==== Excerpted records
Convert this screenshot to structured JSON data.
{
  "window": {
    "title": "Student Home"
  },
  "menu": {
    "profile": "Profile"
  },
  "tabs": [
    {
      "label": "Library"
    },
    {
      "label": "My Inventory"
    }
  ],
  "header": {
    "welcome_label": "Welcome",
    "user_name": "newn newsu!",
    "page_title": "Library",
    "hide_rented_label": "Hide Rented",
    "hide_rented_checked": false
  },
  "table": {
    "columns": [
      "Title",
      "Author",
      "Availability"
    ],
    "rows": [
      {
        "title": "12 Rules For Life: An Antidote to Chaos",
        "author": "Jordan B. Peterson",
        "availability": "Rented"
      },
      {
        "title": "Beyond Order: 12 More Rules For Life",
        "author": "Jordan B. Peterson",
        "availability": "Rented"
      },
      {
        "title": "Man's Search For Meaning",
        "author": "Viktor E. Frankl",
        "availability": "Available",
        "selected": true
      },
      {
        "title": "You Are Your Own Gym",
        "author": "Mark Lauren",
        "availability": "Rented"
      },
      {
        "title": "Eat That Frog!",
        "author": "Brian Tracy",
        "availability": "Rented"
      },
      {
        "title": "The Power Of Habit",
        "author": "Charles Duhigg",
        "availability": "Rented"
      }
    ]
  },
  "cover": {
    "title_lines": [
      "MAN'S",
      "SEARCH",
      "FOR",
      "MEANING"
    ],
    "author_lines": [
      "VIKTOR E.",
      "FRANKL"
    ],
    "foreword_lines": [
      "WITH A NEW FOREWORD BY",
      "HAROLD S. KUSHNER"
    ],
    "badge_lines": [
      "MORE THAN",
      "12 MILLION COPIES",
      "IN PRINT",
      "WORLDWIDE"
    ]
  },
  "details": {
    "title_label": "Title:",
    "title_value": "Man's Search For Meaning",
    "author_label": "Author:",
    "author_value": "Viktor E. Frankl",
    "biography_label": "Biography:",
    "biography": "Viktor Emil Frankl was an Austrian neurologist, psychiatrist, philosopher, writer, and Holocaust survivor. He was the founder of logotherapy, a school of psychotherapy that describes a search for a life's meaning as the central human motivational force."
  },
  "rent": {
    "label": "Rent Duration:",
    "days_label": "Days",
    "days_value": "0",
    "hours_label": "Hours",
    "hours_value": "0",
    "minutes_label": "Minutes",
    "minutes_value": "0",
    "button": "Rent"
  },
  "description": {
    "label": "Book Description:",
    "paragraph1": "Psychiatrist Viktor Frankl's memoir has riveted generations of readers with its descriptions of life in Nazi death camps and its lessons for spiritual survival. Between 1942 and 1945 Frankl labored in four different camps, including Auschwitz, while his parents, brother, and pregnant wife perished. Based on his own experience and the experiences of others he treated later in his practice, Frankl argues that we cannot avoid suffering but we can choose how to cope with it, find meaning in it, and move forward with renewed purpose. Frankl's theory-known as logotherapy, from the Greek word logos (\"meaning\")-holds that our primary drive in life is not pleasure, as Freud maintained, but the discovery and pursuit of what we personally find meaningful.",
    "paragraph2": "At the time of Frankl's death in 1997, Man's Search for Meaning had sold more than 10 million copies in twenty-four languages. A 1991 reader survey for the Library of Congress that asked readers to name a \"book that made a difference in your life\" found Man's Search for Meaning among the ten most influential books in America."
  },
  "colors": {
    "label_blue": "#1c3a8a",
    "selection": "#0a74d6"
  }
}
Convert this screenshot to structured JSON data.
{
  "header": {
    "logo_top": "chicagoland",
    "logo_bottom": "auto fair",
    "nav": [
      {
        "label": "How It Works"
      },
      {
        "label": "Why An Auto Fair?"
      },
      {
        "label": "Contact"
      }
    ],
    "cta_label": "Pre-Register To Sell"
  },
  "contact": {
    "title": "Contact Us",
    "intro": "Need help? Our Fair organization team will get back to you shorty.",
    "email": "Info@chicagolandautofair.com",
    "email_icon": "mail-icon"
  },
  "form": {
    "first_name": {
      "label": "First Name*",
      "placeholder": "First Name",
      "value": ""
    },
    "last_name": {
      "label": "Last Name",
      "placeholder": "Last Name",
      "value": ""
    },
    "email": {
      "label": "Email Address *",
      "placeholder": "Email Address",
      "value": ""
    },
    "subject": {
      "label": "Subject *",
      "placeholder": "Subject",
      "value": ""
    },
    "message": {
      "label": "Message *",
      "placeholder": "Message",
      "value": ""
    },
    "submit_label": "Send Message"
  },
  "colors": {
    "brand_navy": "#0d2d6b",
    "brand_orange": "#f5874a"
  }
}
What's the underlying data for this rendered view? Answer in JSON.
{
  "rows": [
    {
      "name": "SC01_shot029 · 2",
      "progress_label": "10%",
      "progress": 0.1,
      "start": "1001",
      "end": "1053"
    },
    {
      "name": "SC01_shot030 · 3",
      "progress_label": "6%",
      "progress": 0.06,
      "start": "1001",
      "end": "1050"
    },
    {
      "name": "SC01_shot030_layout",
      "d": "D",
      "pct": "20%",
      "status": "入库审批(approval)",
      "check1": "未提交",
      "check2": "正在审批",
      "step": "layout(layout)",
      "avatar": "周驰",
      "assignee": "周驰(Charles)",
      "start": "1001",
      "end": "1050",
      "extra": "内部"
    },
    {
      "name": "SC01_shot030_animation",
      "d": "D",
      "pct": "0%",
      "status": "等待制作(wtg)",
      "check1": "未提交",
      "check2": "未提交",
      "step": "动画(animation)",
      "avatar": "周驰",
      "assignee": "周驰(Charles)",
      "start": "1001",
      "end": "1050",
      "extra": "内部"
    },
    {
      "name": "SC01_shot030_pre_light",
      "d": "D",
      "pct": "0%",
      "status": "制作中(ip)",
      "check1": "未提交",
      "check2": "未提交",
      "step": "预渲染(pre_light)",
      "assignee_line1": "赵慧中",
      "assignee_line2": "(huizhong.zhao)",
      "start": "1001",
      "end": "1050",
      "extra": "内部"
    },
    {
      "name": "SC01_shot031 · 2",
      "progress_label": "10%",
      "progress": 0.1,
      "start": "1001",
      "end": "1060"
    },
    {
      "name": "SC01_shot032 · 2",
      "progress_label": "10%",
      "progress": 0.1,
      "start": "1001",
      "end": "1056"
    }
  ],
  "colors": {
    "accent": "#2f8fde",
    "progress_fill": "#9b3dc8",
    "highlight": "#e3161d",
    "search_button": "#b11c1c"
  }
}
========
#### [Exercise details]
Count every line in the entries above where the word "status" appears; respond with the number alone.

#### [Exercise solution]
3